About this task = What you return should match the data below exactly, with no pictures in it.

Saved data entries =
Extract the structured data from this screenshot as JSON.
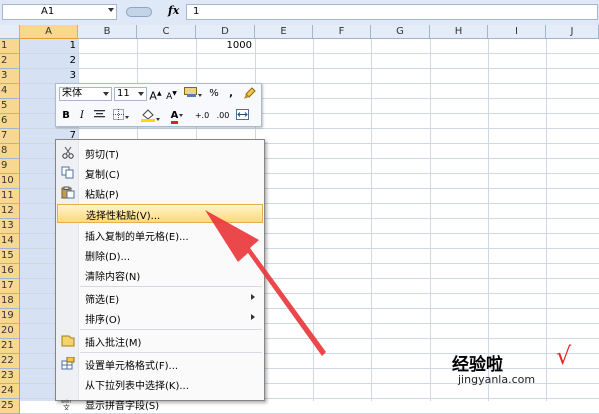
{
  "formula_bar": {
    "name_box": "A1",
    "fx": "fx",
    "formula_value": "1"
  },
  "columns": [
    "A",
    "B",
    "C",
    "D",
    "E",
    "F",
    "G",
    "H",
    "I",
    "J"
  ],
  "rows": [
    "1",
    "2",
    "3",
    "4",
    "5",
    "6",
    "7",
    "8",
    "9",
    "10",
    "11",
    "12",
    "13",
    "14",
    "15",
    "16",
    "17",
    "18",
    "19",
    "20",
    "21",
    "22",
    "23",
    "24",
    "25"
  ],
  "cells": {
    "A1": "1",
    "A2": "2",
    "A3": "3",
    "A7": "7",
    "D1": "1000"
  },
  "mini_toolbar": {
    "font_name": "宋体",
    "font_size": "11",
    "grow_font": "A",
    "shrink_font": "A",
    "percent": "%",
    "comma": ",",
    "bold": "B",
    "italic": "I",
    "font_color": "A",
    "inc_decimal": "+.0",
    "dec_decimal": ".00"
  },
  "context_menu": {
    "cut": "剪切(T)",
    "copy": "复制(C)",
    "paste": "粘贴(P)",
    "paste_special": "选择性粘贴(V)...",
    "insert_copied": "插入复制的单元格(E)...",
    "delete": "删除(D)...",
    "clear_contents": "清除内容(N)",
    "filter": "筛选(E)",
    "sort": "排序(O)",
    "insert_comment": "插入批注(M)",
    "format_cells": "设置单元格格式(F)...",
    "pick_from_list": "从下拉列表中选择(K)...",
    "show_phonetic": "显示拼音字段(S)"
  },
  "watermark": {
    "brand": "经验啦",
    "check": "√",
    "url": "jingyanla.com"
  },
  "colors": {
    "header_bg": "#e4ecf7",
    "selected_header": "#f8d890",
    "highlight": "#ffd978",
    "arrow": "#e8383b"
  }
}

Response =
Extract the structured data from this screenshot as JSON.
{
  "formula_bar": {
    "name_box": "A1",
    "fx": "fx",
    "formula_value": "1"
  },
  "columns": [
    "A",
    "B",
    "C",
    "D",
    "E",
    "F",
    "G",
    "H",
    "I",
    "J"
  ],
  "rows": [
    "1",
    "2",
    "3",
    "4",
    "5",
    "6",
    "7",
    "8",
    "9",
    "10",
    "11",
    "12",
    "13",
    "14",
    "15",
    "16",
    "17",
    "18",
    "19",
    "20",
    "21",
    "22",
    "23",
    "24",
    "25"
  ],
  "cells": {
    "A1": "1",
    "A2": "2",
    "A3": "3",
    "A7": "7",
    "D1": "1000"
  },
  "mini_toolbar": {
    "font_name": "宋体",
    "font_size": "11",
    "grow_font": "A",
    "shrink_font": "A",
    "percent": "%",
    "comma": ",",
    "bold": "B",
    "italic": "I",
    "font_color": "A",
    "inc_decimal": "+.0",
    "dec_decimal": ".00"
  },
  "context_menu": {
    "cut": "剪切(T)",
    "copy": "复制(C)",
    "paste": "粘贴(P)",
    "paste_special": "选择性粘贴(V)...",
    "insert_copied": "插入复制的单元格(E)...",
    "delete": "删除(D)...",
    "clear_contents": "清除内容(N)",
    "filter": "筛选(E)",
    "sort": "排序(O)",
    "insert_comment": "插入批注(M)",
    "format_cells": "设置单元格格式(F)...",
    "pick_from_list": "从下拉列表中选择(K)...",
    "show_phonetic": "显示拼音字段(S)"
  },
  "watermark": {
    "brand": "经验啦",
    "check": "√",
    "url": "jingyanla.com"
  },
  "colors": {
    "header_bg": "#e4ecf7",
    "selected_header": "#f8d890",
    "highlight": "#ffd978",
    "arrow": "#e8383b"
  }
}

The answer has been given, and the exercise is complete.